      Christie's, Hong Kong, 27 May 2017, lot 45
      Acquired at the above sale by the present owner

    • Exhibited

      Taipei, Tamsui Center of Arts and Culture, Sanyu, 18 August - 4 September 1994, p. 36 (illustrated)
      Taipei, Jia Art Gallery, Sanyu, 12 August - 3 September 1995
      Taipei, National Museum of History, The Exhibition of Sanyu, 14 October - 26 November 1995, pl. 26, p. 36 (illustrated)
      Hong Kong, de Sarthe Gallery, Pioneers of Modern Chinese Painting in Paris, 13 May - 21 June 2014, p. 44 (illustrated, p. 45)
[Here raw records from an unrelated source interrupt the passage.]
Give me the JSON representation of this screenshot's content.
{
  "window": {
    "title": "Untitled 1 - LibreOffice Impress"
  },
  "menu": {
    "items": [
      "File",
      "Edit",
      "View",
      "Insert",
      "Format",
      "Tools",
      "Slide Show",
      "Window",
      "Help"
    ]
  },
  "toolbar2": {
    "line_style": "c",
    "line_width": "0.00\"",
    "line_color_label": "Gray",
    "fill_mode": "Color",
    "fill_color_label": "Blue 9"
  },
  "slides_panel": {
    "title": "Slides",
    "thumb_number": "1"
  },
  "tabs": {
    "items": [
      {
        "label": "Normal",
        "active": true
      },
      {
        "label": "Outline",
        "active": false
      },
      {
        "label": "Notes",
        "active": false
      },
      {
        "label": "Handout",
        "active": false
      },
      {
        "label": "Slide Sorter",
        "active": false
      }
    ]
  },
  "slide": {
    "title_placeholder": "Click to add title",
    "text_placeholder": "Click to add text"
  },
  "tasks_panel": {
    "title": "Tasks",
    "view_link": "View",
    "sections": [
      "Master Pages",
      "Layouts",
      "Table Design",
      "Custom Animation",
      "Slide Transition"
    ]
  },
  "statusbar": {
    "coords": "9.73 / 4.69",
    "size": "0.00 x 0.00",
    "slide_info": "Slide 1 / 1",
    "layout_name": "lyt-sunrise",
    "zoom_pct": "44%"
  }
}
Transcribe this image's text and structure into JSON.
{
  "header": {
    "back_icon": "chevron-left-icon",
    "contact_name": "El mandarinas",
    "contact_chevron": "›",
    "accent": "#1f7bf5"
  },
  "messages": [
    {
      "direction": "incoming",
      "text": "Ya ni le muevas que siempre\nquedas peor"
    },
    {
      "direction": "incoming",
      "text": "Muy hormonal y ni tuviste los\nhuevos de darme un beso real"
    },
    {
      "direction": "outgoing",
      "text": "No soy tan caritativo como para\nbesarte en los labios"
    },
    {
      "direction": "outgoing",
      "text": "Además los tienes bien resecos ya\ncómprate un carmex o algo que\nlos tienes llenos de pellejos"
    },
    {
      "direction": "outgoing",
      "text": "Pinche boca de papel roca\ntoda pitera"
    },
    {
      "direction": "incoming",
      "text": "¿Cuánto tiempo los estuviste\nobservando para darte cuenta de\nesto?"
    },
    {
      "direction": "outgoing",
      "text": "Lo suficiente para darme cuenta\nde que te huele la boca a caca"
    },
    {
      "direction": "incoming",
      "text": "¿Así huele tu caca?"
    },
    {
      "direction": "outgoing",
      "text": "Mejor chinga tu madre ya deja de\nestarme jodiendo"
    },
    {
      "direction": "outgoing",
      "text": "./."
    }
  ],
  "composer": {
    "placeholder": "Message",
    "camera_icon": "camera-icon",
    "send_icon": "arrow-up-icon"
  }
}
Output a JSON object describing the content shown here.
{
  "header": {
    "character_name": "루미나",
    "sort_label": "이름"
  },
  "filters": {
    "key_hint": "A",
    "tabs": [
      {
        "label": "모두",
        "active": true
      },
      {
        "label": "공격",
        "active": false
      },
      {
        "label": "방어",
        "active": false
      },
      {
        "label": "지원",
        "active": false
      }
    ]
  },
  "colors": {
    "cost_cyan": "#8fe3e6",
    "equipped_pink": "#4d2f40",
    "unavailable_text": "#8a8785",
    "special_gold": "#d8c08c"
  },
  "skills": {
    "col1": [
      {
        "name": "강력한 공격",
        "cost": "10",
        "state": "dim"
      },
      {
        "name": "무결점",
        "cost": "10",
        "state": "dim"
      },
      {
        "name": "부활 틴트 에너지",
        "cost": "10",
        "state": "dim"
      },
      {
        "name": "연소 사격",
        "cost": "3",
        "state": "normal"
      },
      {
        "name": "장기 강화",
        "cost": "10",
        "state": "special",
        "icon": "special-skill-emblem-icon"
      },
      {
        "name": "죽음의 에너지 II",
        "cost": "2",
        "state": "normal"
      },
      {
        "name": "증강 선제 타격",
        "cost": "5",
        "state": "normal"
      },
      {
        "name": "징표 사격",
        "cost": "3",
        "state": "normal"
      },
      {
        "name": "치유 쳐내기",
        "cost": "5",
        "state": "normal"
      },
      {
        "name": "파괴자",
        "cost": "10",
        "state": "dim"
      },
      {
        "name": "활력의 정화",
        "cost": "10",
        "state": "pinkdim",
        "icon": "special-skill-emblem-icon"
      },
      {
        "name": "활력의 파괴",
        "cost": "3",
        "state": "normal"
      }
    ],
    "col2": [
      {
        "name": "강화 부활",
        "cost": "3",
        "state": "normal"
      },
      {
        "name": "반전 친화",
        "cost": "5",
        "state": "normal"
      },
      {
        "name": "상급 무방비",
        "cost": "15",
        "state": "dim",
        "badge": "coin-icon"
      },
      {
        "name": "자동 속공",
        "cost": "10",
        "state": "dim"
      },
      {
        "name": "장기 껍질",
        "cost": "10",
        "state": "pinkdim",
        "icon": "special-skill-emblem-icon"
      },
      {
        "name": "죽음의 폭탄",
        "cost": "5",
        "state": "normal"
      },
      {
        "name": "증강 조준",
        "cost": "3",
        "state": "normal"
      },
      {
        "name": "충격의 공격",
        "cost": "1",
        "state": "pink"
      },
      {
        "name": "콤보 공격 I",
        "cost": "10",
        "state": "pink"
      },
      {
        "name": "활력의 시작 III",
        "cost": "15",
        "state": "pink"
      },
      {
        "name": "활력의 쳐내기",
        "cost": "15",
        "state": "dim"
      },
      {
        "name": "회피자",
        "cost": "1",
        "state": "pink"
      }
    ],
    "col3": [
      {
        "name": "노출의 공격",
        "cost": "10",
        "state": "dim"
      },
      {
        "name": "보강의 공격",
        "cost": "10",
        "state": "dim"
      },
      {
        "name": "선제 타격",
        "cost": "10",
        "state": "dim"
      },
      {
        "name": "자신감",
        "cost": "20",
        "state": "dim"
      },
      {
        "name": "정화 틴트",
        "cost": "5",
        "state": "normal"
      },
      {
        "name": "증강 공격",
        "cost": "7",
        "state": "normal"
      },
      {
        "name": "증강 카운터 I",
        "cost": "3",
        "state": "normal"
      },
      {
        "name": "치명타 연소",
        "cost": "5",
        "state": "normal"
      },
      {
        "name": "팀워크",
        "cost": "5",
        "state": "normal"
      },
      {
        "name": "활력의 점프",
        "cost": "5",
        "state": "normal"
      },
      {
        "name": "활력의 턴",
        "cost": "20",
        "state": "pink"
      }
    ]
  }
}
    • Literature

      Jinxu Publishing Ltd., ed., Masters of Chinese Painting: Sanyu, Taipei, 1992, p. 7 (illustrated)
      Jia Gallery, ed., Home Collection, Taipei, 1992 (illustrated)
      Artist Publishing Co., ed., Overseas Chinese Fine Arts Series I - Sanyu, Taipei, 1995, pl. 62, p. 119 (illustrated)
      Rita Wong, ed., Sanyu Catalogue Raisonné: Oil Paintings, Taipei, 2001, pl. 256, p. 383 (illustrated)
      Rita Wong, ed., Sanyu Catalogue Raisonné Oil Paintings: Volume Two, Taipei, 2011, pl. 256, p. 145 (illustrated)

Property from an Important Private Asian Collection

24

Paysage Aux Hirondelles

signed 'Yu [in Chinese] SANYU' upper right; further signed and dated 'SANYU 20.4.1931' on the reverse
oil on canvas
50 x 80.5 cm. (19 5/8 x 31 3/4 in.)
Painted circa 1931.

Full Cataloguing

Estimate
HK$26,000,000 - 46,000,000 
€2,950,000-5,230,000
$3,330,000-5,900,000

Place Advance Bid
Contact Specialist

Charlotte Raybaud
Head of Evening Sale, 20th Century & Contemporary Art
+852 2318 2026
[email protected]

20th Century & Contemporary Art Evening Sale in Association with Poly Auction

Hong Kong Auction 30 November 2021